I realized that I don’t know how long I’ve been there, and I’m expected upstairs at the art therapy session. Before I go, I ask if I can pray with them. They don’t hesitate with their yes. We pray and it is a holy moment, holy space in this unfinished building, set apart for those exiled from their homes.

Before I leave, Anees looks at me and says this: “What do you in America hope for Iraq?” The weight of the question is heavy. He, like most Iraqis, is so aware that our foreign policy has an impact on the everyday life of people in this region.

I hear both desperation and hope in his voice. I pause and pray the Jesus Prayer before I answer. I know that how I respond is critically important.

“I don’t know what the government hopes for you,” I say. “But I know what I hope for you, and that is for you to return to your home and live out your faith in peace.” 

“Al-ḥamdu lillāh!” he says. And he is satisfied. 

Note: If you would like to donate funds to pay for surgery for Anees, please contact me. We are hoping to do this through Conscience International. Here is the link: Conscience International Iraq Crisis. If you choose to send a check, please write Surgery for Anees in the memo line. 

Oh, the Places We Go!

I’m headed to Iraq today. With friends visiting, work, and the chaos of life it has been difficult to focus and get ready. The trip came about so quickly and is a surprise gift. But it also has me trembling – there has been too little time to prepare. So I go, knowing I have little to give, much to learn, and at heart – I am a big baby. But I’m also a willing baby. So my prayer is that I cling fast to the God I love and stay focused and willing.

In the midst of all this, I found the perfect picture to hang on my wall at work. I hang it to help me dream and then focus. It’s a balance isn’t it? That need to be fully present, and yet not forget to dream. Dr. Seuss captured the dream well in his beloved book Oh, the Places You’ll Go!  As I head off to Iraq, I think of the book and I smile.   
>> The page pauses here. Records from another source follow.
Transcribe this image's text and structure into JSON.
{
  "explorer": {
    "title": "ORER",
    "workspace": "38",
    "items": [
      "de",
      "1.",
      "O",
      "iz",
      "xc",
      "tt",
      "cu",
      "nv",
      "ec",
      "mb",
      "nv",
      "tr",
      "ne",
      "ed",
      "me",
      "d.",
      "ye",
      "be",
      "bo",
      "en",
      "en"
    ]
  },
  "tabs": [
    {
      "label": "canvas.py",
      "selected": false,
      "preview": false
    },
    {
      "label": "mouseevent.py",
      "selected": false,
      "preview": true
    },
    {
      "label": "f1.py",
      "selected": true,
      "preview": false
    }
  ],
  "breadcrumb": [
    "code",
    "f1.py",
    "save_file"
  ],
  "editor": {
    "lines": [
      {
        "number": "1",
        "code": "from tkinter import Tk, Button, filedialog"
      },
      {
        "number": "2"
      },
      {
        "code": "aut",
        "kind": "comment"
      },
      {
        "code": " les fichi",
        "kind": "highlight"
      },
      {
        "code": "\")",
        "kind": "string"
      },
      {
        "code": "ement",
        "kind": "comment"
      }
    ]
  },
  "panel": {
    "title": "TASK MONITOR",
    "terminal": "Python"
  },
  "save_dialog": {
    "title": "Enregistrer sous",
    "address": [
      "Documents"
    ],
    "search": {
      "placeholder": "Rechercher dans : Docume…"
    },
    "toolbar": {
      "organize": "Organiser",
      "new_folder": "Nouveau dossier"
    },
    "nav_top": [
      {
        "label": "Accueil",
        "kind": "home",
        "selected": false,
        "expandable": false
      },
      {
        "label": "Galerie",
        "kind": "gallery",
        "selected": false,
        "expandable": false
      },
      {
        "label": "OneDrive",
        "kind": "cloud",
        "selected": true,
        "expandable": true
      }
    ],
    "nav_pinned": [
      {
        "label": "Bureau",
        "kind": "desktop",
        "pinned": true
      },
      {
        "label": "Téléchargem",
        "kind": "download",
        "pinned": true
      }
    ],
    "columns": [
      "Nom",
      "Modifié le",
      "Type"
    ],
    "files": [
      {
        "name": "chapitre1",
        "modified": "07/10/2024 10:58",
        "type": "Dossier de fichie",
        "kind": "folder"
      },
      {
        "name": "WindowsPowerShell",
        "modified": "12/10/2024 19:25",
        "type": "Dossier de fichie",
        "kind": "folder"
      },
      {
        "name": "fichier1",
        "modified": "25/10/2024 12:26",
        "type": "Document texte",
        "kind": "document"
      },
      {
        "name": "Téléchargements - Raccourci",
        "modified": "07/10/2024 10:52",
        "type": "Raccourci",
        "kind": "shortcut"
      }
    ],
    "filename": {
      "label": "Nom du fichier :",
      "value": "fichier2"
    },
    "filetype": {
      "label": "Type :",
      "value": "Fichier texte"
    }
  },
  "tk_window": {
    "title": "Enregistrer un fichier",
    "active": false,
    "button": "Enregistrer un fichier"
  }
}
“You’re off to Great Places!
Today is your day!
Your mountain is waiting,
So… get on your way!”

“You will come to a place where the streets are not marked.
Some windows are lighted. but mostly they’re darked.
But mostly they’re darked.
A place you could sprain both your elbow and chin!
Do you dare to stay out? Do you dare to go in?
How much can you lose? How much can you win?”

To give you a sense of what is happening, our small team of four will be in the city of Erbil. I will be helping at a clinic as well as assisting with an art therapy program for teenage girls, all of them displaced from their homes and communities. It will be hot – weather forecasts are 115 degrees and full sunshine during the day, going down to around 82 at night. It’s a dry heat like Phoenix, and I’m reminding myself how much I love Phoenix. My husband has been to Erbil so has given me a briefing on what to expect, but we go knowing two things: flexibility is a must and we are visitors and learners.

On Saturday evening we received a beautiful travel blessing from our priests, Fr. Patrick and Fr. Michael. The church overwhelmed us with baby and hygiene kits, put together for us to take to refugees and internally displaced people. We feel deeply loved and supported in our journey through Holy Resurrection Orthodox Church. Though we are the ones to physically go, they are the ones who walk beside us in prayer and love. More and more, I am overwhelmed by the mystery of the Church and the community of believers within.

And so the blog will be quiet while I’m gone. I have a lovely guest post from a reader, and I hope to write a quick post at some point, but for the most part, it will be a still space and I will debrief when I return.

Thanks so much for reading and caring.